18 years. That’s the amount of time between the release of Shenmue 2 and Shenmue 3. An entire generation of video game fans that weren’t even alive when Shenmue was a thing. Despite everything, Shenmue managed to return with a third game, but how does a Shenmue game work in the modern landscape? Well, the answer is pretty much just like the last two games worked, for better and for worse.
After playing roughly four hours of Shenmue 3, I’m utterly amazed at how like the past two games it feels. It feels like a game that easily could have released 18 years ago, modern graphics aside.
Shenmue 3 picks up exactly where the second game left off, with Ryo and Shenhua discovering a massive mural of the Dragon and Phoenix mirrors in a cave.
It’s clear that Yu Suzuki and Ys Net wanted to completely emulate the experience of the original Shenmue games, and I mean completely.
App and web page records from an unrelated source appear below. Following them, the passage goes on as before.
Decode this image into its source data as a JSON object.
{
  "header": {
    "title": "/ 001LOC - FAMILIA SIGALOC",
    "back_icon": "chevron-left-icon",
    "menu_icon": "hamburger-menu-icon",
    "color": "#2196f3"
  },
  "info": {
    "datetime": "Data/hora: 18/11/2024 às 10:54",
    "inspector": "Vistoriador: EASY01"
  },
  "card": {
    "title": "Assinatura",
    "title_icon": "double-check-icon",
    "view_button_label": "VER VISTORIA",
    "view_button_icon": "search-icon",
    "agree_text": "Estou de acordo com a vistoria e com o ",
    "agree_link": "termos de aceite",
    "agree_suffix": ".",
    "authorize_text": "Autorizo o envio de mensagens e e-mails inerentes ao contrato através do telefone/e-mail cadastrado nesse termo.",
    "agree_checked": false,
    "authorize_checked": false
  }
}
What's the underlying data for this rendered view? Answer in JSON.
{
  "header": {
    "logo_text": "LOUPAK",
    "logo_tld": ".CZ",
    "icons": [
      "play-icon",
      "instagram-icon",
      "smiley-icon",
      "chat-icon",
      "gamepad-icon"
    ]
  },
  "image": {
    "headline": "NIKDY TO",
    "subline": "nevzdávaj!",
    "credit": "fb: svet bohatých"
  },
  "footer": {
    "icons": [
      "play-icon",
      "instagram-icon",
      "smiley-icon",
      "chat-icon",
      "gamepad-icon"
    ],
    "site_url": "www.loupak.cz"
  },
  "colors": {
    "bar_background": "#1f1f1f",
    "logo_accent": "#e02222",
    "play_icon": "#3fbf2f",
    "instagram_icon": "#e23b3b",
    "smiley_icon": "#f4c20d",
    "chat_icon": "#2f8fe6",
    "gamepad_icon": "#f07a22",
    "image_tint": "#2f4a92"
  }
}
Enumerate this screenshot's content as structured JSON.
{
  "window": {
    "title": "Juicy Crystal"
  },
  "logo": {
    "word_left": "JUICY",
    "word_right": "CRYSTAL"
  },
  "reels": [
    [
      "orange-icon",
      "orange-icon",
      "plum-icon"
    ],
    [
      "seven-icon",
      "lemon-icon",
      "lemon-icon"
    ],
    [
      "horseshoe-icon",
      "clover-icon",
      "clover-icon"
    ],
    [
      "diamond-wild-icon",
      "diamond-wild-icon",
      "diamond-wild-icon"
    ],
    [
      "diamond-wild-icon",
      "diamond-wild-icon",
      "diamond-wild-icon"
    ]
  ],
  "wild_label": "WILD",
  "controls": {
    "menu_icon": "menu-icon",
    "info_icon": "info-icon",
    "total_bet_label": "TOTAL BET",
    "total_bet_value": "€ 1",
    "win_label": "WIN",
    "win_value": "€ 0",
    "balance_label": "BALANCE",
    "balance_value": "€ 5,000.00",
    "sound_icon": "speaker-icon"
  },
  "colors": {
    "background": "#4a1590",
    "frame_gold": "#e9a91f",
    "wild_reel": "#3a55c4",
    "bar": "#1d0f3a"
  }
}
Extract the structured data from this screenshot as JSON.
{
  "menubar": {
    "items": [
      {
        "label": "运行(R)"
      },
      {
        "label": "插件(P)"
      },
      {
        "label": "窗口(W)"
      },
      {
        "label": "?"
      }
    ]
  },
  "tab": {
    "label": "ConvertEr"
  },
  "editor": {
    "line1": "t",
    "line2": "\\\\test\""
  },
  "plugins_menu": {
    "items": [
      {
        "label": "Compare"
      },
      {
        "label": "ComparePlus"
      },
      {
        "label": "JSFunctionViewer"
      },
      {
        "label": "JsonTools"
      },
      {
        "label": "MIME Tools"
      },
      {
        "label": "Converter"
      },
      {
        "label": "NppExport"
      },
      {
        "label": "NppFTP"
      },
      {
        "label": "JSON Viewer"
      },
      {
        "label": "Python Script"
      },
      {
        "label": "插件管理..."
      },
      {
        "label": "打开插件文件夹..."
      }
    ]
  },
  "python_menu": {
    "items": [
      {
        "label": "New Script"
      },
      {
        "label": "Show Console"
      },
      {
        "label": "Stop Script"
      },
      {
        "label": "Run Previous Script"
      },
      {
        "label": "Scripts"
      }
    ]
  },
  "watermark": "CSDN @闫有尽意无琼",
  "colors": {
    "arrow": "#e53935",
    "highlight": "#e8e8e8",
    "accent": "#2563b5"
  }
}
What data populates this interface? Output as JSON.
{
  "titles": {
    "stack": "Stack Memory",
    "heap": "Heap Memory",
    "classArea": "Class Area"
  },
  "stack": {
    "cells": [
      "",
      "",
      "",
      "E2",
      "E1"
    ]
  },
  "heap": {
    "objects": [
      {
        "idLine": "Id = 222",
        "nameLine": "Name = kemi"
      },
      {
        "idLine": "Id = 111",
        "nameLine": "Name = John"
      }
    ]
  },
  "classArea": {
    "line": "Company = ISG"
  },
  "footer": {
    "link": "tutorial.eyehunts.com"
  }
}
The original voice actors return, including Ryo’s, and dialogue feels just as stilted and awkward as ever. Ryo still has a wooden seriousness, but this time the tone and intention is cleary intentional.
It’s “bad” but it’s charming in a B-movie kind of way. That charm applies across the game to its systems, which are also rough around the edges, just like the original.
The main crux of Shenmue 3, at least the parts I’ve played, is wandering around Bailu Village and trying to find out what happend to Shenhua’s father, which in turn will lead to Ryo getting more info on how to find Lan Di.
It’s an open environment that lets you roam around wherever you want, and there’s huge emphasis on discovery. Shenmue 3 doesn’t hold your hand, and often doesn’t give you much indication on where to find someone or where to go next.
It’s up to you to explore and find these things out or yourself. As you explore you’ll find more things to do around the village. A little gambling center lets you play minigames like turtle races, Lucky Hit, dice, and more.
You can head to the store and chop firewood to make money, or train at the Martial Hall to increase your Attack, Endurance, and Kung Fu.
While I can deal with most of the archaic design of Shenmue 3, combat is the one area that I really wish they had improved on if nothing else.
Combat feels remarkably similar to the past games with you executing combos with the face buttons, using special moves, and blocking enemy attacks. The problem is that it all feels just as imprecise and unwieldy as 18 years ago.
Obviously, combat isn’t the focus of Shenmue but I’d still like a more robust and intuitive combat system. Even the game’s combat tutorial tells you to just press buttons.
There’s so much about Shenmue 3 that just feels so close to the original games; from the stiff way Ryo moves, to the way you can examine practically every drawer in Shenhua’s house.
And yet, I like it. The world feels colorful and charming, the music is absolutely delightful, and it’s calming, in a way.
Shenmue 3, like its predecessors, is a slow-paced almost meditative experience, and I have to say that’s refreshing. This year has been packed with bombastic AAA games that throw action at you left and right.
Shenmue 3 isn’t that. Hell, I didn’t even get in combat until I played for almost two hours. There’s no rush to get things done, no waypoint markers, no checklist of open world tasks to get done. You just go at your own pace.
Yes a lot of it is tedious, but tedium was always an essential part of Shenmue. In every way possible Ys Net has created a game completely authentic to the original experience of Shenmue.
Basically, Shenmue 3 doesn’t do all that much different from the past games, but maybe it doesn’t really need to. Just getting to continue the story of Ryo and live in that world again might be enough.
Keep an eye out in the coming days for our full review of Shenmue 3.